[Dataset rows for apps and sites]
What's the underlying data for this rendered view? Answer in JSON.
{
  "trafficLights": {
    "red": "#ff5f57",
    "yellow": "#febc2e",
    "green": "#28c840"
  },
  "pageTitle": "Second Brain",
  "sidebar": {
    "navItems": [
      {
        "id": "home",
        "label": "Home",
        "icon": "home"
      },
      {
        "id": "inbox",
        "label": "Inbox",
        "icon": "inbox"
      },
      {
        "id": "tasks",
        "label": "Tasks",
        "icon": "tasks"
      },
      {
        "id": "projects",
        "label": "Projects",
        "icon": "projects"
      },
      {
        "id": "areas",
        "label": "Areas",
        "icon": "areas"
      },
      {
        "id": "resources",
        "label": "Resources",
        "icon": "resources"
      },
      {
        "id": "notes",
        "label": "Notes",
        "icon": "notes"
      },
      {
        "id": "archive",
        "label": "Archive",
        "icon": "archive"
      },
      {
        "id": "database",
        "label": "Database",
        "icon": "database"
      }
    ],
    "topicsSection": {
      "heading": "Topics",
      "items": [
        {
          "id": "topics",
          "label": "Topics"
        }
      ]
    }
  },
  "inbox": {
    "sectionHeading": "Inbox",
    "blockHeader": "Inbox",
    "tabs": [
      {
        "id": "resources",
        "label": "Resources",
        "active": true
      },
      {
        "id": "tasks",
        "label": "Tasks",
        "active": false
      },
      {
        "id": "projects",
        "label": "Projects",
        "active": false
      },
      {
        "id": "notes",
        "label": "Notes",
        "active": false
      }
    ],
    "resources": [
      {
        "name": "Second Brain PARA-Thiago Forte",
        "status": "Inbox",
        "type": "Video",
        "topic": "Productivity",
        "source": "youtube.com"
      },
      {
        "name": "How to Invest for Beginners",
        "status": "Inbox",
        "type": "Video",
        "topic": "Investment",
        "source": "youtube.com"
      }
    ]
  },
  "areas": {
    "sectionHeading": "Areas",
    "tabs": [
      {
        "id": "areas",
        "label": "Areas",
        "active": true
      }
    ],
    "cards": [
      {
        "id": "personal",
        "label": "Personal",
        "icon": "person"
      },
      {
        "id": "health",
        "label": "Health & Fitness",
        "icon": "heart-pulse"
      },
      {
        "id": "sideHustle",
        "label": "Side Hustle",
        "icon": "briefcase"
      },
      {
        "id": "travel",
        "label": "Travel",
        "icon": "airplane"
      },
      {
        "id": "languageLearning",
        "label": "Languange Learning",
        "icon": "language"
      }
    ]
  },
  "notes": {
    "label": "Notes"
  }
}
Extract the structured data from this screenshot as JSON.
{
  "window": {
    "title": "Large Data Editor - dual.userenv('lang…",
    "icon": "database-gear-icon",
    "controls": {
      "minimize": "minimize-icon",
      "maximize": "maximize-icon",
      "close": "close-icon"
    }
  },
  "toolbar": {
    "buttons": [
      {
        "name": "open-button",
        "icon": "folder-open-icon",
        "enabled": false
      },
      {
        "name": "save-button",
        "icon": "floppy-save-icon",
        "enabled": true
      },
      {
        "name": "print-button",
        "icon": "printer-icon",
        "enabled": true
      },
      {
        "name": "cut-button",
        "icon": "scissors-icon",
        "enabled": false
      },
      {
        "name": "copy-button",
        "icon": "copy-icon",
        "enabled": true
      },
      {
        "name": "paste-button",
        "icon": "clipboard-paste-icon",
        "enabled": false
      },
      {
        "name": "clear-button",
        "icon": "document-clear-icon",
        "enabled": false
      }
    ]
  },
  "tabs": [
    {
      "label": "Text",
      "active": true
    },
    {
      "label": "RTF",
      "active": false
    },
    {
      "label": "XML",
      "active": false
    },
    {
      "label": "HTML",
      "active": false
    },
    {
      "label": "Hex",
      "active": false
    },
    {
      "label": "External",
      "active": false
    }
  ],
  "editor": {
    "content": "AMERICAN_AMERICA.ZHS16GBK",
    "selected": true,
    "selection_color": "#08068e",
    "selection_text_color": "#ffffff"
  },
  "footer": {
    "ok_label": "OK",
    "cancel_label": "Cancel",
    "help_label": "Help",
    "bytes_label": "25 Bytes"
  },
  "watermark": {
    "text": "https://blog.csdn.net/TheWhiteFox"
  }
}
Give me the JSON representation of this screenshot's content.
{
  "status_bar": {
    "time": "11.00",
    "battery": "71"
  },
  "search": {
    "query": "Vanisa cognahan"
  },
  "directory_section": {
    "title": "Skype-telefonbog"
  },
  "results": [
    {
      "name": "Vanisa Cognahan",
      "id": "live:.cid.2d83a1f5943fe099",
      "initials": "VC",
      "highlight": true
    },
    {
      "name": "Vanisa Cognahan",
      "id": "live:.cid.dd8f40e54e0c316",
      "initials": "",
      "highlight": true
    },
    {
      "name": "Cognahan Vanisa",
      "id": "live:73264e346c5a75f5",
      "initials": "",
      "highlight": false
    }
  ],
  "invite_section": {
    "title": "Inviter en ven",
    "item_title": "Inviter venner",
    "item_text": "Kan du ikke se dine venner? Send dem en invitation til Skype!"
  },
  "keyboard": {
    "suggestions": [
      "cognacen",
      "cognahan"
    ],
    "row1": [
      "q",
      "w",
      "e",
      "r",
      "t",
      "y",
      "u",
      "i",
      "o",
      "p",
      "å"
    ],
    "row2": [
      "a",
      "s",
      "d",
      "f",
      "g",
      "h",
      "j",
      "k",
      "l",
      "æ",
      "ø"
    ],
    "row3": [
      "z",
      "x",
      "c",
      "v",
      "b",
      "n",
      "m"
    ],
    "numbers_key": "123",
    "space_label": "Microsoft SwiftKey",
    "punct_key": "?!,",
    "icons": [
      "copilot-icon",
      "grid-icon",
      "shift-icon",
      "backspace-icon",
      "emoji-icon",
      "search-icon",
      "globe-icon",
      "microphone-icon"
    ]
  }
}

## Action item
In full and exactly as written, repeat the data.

## Exercise output
What's the underlying data for this rendered view? Answer in JSON.
{
  "trafficLights": {
    "red": "#ff5f57",
    "yellow": "#febc2e",
    "green": "#28c840"
  },
  "pageTitle": "Second Brain",
  "sidebar": {
    "navItems": [
      {
        "id": "home",
        "label": "Home",
        "icon": "home"
      },
      {
        "id": "inbox",
        "label": "Inbox",
        "icon": "inbox"
      },
      {
        "id": "tasks",
        "label": "Tasks",
        "icon": "tasks"
      },
      {
        "id": "projects",
        "label": "Projects",
        "icon": "projects"
      },
      {
        "id": "areas",
        "label": "Areas",
        "icon": "areas"
      },
      {
        "id": "resources",
        "label": "Resources",
        "icon": "resources"
      },
      {
        "id": "notes",
        "label": "Notes",
        "icon": "notes"
      },
      {
        "id": "archive",
        "label": "Archive",
        "icon": "archive"
      },
      {
        "id": "database",
        "label": "Database",
        "icon": "database"
      }
    ],
    "topicsSection": {
      "heading": "Topics",
      "items": [
        {
          "id": "topics",
          "label": "Topics"
        }
      ]
    }
  },
  "inbox": {
    "sectionHeading": "Inbox",
    "blockHeader": "Inbox",
    "tabs": [
      {
        "id": "resources",
        "label": "Resources",
        "active": true
      },
      {
        "id": "tasks",
        "label": "Tasks",
        "active": false
      },
      {
        "id": "projects",
        "label": "Projects",
        "active": false
      },
      {
        "id": "notes",
        "label": "Notes",
        "active": false
      }
    ],
    "resources": [
      {
        "name": "Second Brain PARA-Thiago Forte",
        "status": "Inbox",
        "type": "Video",
        "topic": "Productivity",
        "source": "youtube.com"
      },
      {
        "name": "How to Invest for Beginners",
        "status": "Inbox",
        "type": "Video",
        "topic": "Investment",
        "source": "youtube.com"
      }
    ]
  },
  "areas": {
    "sectionHeading": "Areas",
    "tabs": [
      {
        "id": "areas",
        "label": "Areas",
        "active": true
      }
    ],
    "cards": [
      {
        "id": "personal",
        "label": "Personal",
        "icon": "person"
      },
      {
        "id": "health",
        "label": "Health & Fitness",
        "icon": "heart-pulse"
      },
      {
        "id": "sideHustle",
        "label": "Side Hustle",
        "icon": "briefcase"
      },
      {
        "id": "travel",
        "label": "Travel",
        "icon": "airplane"
      },
      {
        "id": "languageLearning",
        "label": "Languange Learning",
        "icon": "language"
      }
    ]
  },
  "notes": {
    "label": "Notes"
  }
}
Extract the structured data from this screenshot as JSON.
{
  "window": {
    "title": "Large Data Editor - dual.userenv('lang…",
    "icon": "database-gear-icon",
    "controls": {
      "minimize": "minimize-icon",
      "maximize": "maximize-icon",
      "close": "close-icon"
    }
  },
  "toolbar": {
    "buttons": [
      {
        "name": "open-button",
        "icon": "folder-open-icon",
        "enabled": false
      },
      {
        "name": "save-button",
        "icon": "floppy-save-icon",
        "enabled": true
      },
      {
        "name": "print-button",
        "icon": "printer-icon",
        "enabled": true
      },
      {
        "name": "cut-button",
        "icon": "scissors-icon",
        "enabled": false
      },
      {
        "name": "copy-button",
        "icon": "copy-icon",
        "enabled": true
      },
      {
        "name": "paste-button",
        "icon": "clipboard-paste-icon",
        "enabled": false
      },
      {
        "name": "clear-button",
        "icon": "document-clear-icon",
        "enabled": false
      }
    ]
  },
  "tabs": [
    {
      "label": "Text",
      "active": true
    },
    {
      "label": "RTF",
      "active": false
    },
    {
      "label": "XML",
      "active": false
    },
    {
      "label": "HTML",
      "active": false
    },
    {
      "label": "Hex",
      "active": false
    },
    {
      "label": "External",
      "active": false
    }
  ],
  "editor": {
    "content": "AMERICAN_AMERICA.ZHS16GBK",
    "selected": true,
    "selection_color": "#08068e",
    "selection_text_color": "#ffffff"
  },
  "footer": {
    "ok_label": "OK",
    "cancel_label": "Cancel",
    "help_label": "Help",
    "bytes_label": "25 Bytes"
  },
  "watermark": {
    "text": "https://blog.csdn.net/TheWhiteFox"
  }
}
Give me the JSON representation of this screenshot's content.
{
  "status_bar": {
    "time": "11.00",
    "battery": "71"
  },
  "search": {
    "query": "Vanisa cognahan"
  },
  "directory_section": {
    "title": "Skype-telefonbog"
  },
  "results": [
    {
      "name": "Vanisa Cognahan",
      "id": "live:.cid.2d83a1f5943fe099",
      "initials": "VC",
      "highlight": true
    },
    {
      "name": "Vanisa Cognahan",
      "id": "live:.cid.dd8f40e54e0c316",
      "initials": "",
      "highlight": true
    },
    {
      "name": "Cognahan Vanisa",
      "id": "live:73264e346c5a75f5",
      "initials": "",
      "highlight": false
    }
  ],
  "invite_section": {
    "title": "Inviter en ven",
    "item_title": "Inviter venner",
    "item_text": "Kan du ikke se dine venner? Send dem en invitation til Skype!"
  },
  "keyboard": {
    "suggestions": [
      "cognacen",
      "cognahan"
    ],
    "row1": [
      "q",
      "w",
      "e",
      "r",
      "t",
      "y",
      "u",
      "i",
      "o",
      "p",
      "å"
    ],
    "row2": [
      "a",
      "s",
      "d",
      "f",
      "g",
      "h",
      "j",
      "k",
      "l",
      "æ",
      "ø"
    ],
    "row3": [
      "z",
      "x",
      "c",
      "v",
      "b",
      "n",
      "m"
    ],
    "numbers_key": "123",
    "space_label": "Microsoft SwiftKey",
    "punct_key": "?!,",
    "icons": [
      "copilot-icon",
      "grid-icon",
      "shift-icon",
      "backspace-icon",
      "emoji-icon",
      "search-icon",
      "globe-icon",
      "microphone-icon"
    ]
  }
}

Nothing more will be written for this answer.